Anne has written about her hope to charm King Charles I and his Queen on a forthcoming visit and support her husband, Josiah who wants to make connections. The royal couple’s daughter Henrietta Maria was supposedly conceived using white magic. Anne writes about a shop of curiosities and the Dutch heritage of the ‘silent companions’ she purchased ahead of their visit, subsequently discovered in the attic by Sarah. The figures slowly started to resemble their real life counterparts. Elsie starts to fear she is losing her mind as more figures appear and the mystifying question of what’s going starts to consumer her. This is such an original idea and much like Jessie Burton’s The Miniaturist, anything that starts to magically resemble it’s owner is downright creepy! I love Purcell’s ability to create an eerie atmosphere and a very uneasy reader.
Melmoth the Witness is a figure from mythology, or is she? Known as one of the woman who witnessed the tomb on the morning that Christ resurrected, she is now an eternal traveller. Wandering the centuries she lures people into following her, whereupon they too become damned to an eternity of itinerant, solitary wandering. Set in the beautifully, atmospheric city of Prague we meet a woman called Helen and her friend Karel on the street. Agitated and enthralled, he tells her he has come into possession of a mysterious old manuscript, filled with personal testimonies taken from 17th-century England to wartime Czechoslovakia, the tropical streets of Manila, and 1920s Turkey. All of them tell of being followed by a tall, silent woman in black, bearing an unforgettable message. Helen reads its contents with intrigue and some scepticism, but everything in her life is about to change. We follow Helen’s story, but within it are all the other stories and lives, creating a Russian doll style tale, but where each incarnation has the same sense of menace and impending doom.

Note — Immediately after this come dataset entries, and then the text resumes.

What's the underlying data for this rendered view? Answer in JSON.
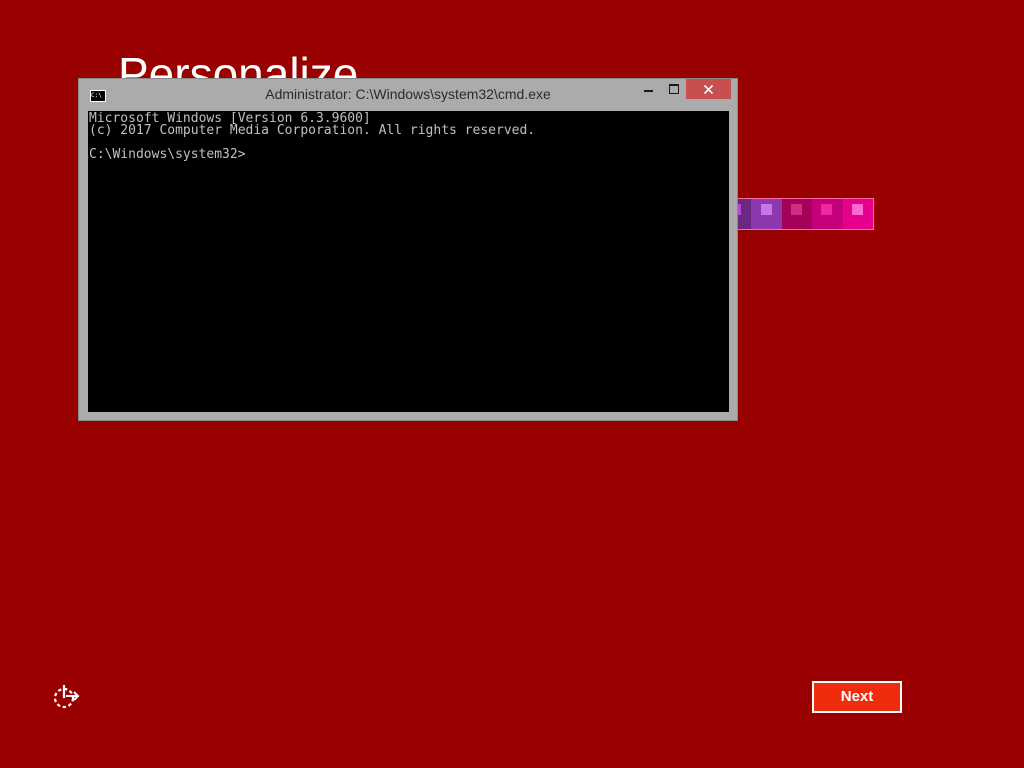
{
  "page": {
    "title": "Personalize",
    "background_color": "#990000"
  },
  "color_swatches": [
    {
      "color": "#6a2880",
      "accent": "#b54bd0"
    },
    {
      "color": "#8e38b0",
      "accent": "#c678e2"
    },
    {
      "color": "#a5005a",
      "accent": "#cf2d82"
    },
    {
      "color": "#c6007a",
      "accent": "#f0279e"
    },
    {
      "color": "#e6008c",
      "accent": "#ff6ad0"
    }
  ],
  "cmd_window": {
    "title": "Administrator: C:\\Windows\\system32\\cmd.exe",
    "icon_text": "C:\\",
    "close_glyph": "✕",
    "console_lines": [
      "Microsoft Windows [Version 6.3.9600]",
      "(c) 2017 Computer Media Corporation. All rights reserved.",
      "",
      "C:\\Windows\\system32>"
    ],
    "titlebar_color": "#ababab",
    "close_color": "#c7504f"
  },
  "footer": {
    "settings_icon": "ease-of-access-icon",
    "next_label": "Next",
    "next_color": "#ef2d0e"
  }
}
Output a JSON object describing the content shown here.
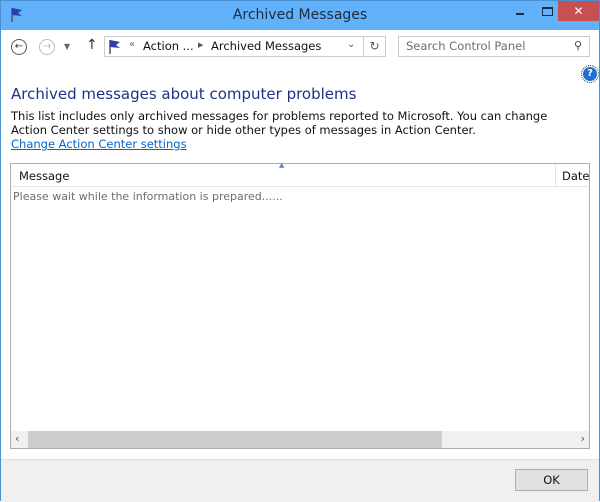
{
  "window": {
    "title": "Archived Messages",
    "controls": {
      "minimize": "minimize",
      "maximize": "maximize",
      "close": "✕"
    }
  },
  "navbar": {
    "back_icon": "←",
    "forward_icon": "→",
    "recent_icon": "▼",
    "up_icon": "↑",
    "address": {
      "overflow": "«",
      "crumbs": [
        "Action ...",
        "Archived Messages"
      ],
      "separator": "▶",
      "dropdown_icon": "⌄"
    },
    "refresh_icon": "↻",
    "search": {
      "placeholder": "Search Control Panel",
      "icon": "⚲"
    }
  },
  "help_icon": "?",
  "content": {
    "heading": "Archived messages about computer problems",
    "description": "This list includes only archived messages for problems reported to Microsoft. You can change Action Center settings to show or hide other types of messages in Action Center.",
    "link": "Change Action Center settings"
  },
  "list": {
    "columns": [
      "Message",
      "Date"
    ],
    "sort_indicator": "▲",
    "status_text": "Please wait while the information is prepared......",
    "scroll_left": "‹",
    "scroll_right": "›"
  },
  "footer": {
    "ok_label": "OK"
  },
  "colors": {
    "titlebar": "#62b1fb",
    "close": "#c75050",
    "heading": "#1e3287",
    "link": "#0066cc"
  }
}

I think what scared me would have scared any ‘listener’. It’s the toll witnessing takes on a person. This book takes in the breadth of the horrors experienced in Prague throughout the 20th Century. It made me imagine being present to witness the trenches of WW1, the Holocaust, and so many other atrocities and personal tragedies. I’ve worked in mental health for twenty years and I’m taking a break at the moment to study. I know the emotional toll that listening to people’s stories can take on the listener or observer. For Melmoth, this would be so much worse because she has to sit back and witness all of humanity’s horrors. Even worse, she has no power to change anything, but is doomed merely to witness. No wonder she wants other souls to witness with her, she must feel the weight of the horrors yet to come. By the end of this novel so did I.